We have become a nation of sitters! In fact, we sit more than we sleep, averaging 9.3 hours of sitting compared to 7.7 hours of sleep. All this sitting comes with a price,namely a host of health issues that researchers have linked to sitting too much and too long. Obesity and metabolic syndrome, a cluster of conditions including increased blood pressure,high blood sugar, increase in abdominal fat, and abnormal cholesterol readings have been linked to prolonged sitting. The more you sit, your risk for heart disease,type 2 diabetes, breast cancer,or colon cancer will climb up.
Extended sitting slows down the body’s metabolism, causing metabolic alterations that directly affect the body’s ability to function effectively and efficiently.

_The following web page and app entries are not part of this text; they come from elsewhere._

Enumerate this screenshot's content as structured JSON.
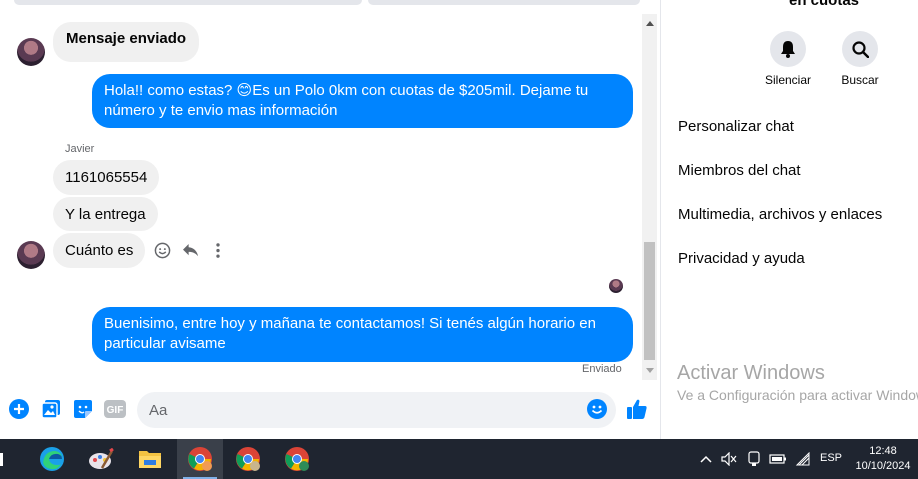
{
  "chat": {
    "messages": {
      "msg1": "Mensaje enviado",
      "msg2": "Hola!! como estas? 😊Es un Polo 0km con cuotas de $205mil. Dejame tu número y te envio mas información",
      "sender": "Javier",
      "msg3": "1161065554",
      "msg4": "Y la entrega",
      "msg5": "Cuánto es",
      "msg6": "Buenisimo, entre hoy y mañana te contactamos! Si tenés algún horario en particular avisame",
      "status": "Enviado"
    },
    "composer": {
      "placeholder": "Aa"
    }
  },
  "info": {
    "title": "en cuotas",
    "actions": {
      "mute": "Silenciar",
      "search": "Buscar"
    },
    "menu": {
      "customize": "Personalizar chat",
      "members": "Miembros del chat",
      "media": "Multimedia, archivos y enlaces",
      "privacy": "Privacidad y ayuda"
    },
    "watermark": {
      "line1": "Activar Windows",
      "line2": "Ve a Configuración para activar Windows."
    }
  },
  "taskbar": {
    "language": "ESP",
    "time": "12:48",
    "date": "10/10/2024"
  },
  "colors": {
    "accent": "#0084ff",
    "bubble_in": "#f0f0f0",
    "taskbar": "#1f2530"
  }
}
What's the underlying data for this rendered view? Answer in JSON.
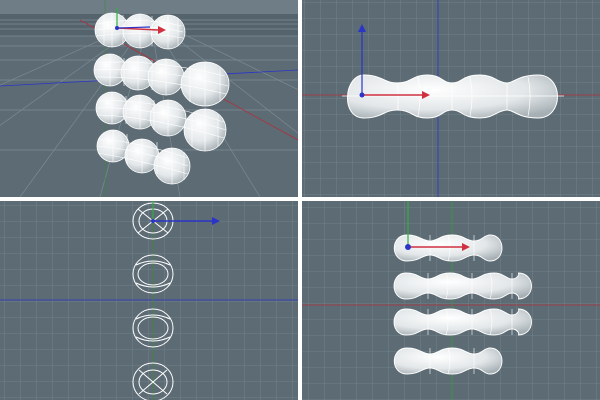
{
  "viewports": [
    {
      "view": "perspective",
      "object_rows": [
        3,
        4,
        4,
        3
      ]
    },
    {
      "view": "top",
      "object_rows": [
        4
      ]
    },
    {
      "view": "right",
      "object_rows": [
        1,
        1,
        1,
        1
      ]
    },
    {
      "view": "front",
      "object_rows": [
        3,
        4,
        4,
        3
      ]
    }
  ],
  "colors": {
    "viewport_bg": "#5d6b74",
    "grid_line": "#768790",
    "axis_x": "#b0303a",
    "axis_y": "#2f9a3a",
    "axis_z": "#2a35c8",
    "separator": "#ffffff",
    "sphere_fill": "#e8eced",
    "sphere_wire": "#ffffff"
  }
}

One hour of sitting can cause the production of fat burning enzymes to drop by up to 90% and cause a drop in HDL levels in the body. HDL is the type of cholesterol that benefits the body so we want to hang on to it.
Unfortunately the time spent sitting is replacing time spent in daily activity. We are doing less walking, standing, gardening, housework,and other daily physical activities, all activities that need muscle activity to complete. The muscle activity that occurs with movement triggers the metabolic processes related to the breakdown of fats and sugars in the body.Sitting stifles these processes, causing a slow down, thus over time health risks increase.
A recent Swedish study concluded that daily activity is as important as regular exercise for older adults,reducing the risk of cardiovascular disease by 30% and increasing longevity for adults 60 and over. Lead researcher Elin Ekblom-Bak cautions that older adults also benefit from regular exercise. “We saw that those who exercised regularly and that also had a daily physically active life had the lowest risk of all” she stated.
The combination of sitting less, moving more, and exercising on a regular basis is critical for lowering health risks and even prolonging life. One way to get more movement throughout the day would be to stand rather than sit whenever possible. Make your phone mobile, stand and walk around while talking. Use the stairs whenever possible, and don’t use the hand rail. Take a break every hour,get up from your desk, stretch and walk for a few minutes,then go back to the task at hand. It all adds up over the course of the day to reduce health risks and improve how you body functions.
Check back in a few days for a follow-up post with more ways to add more activity into your day.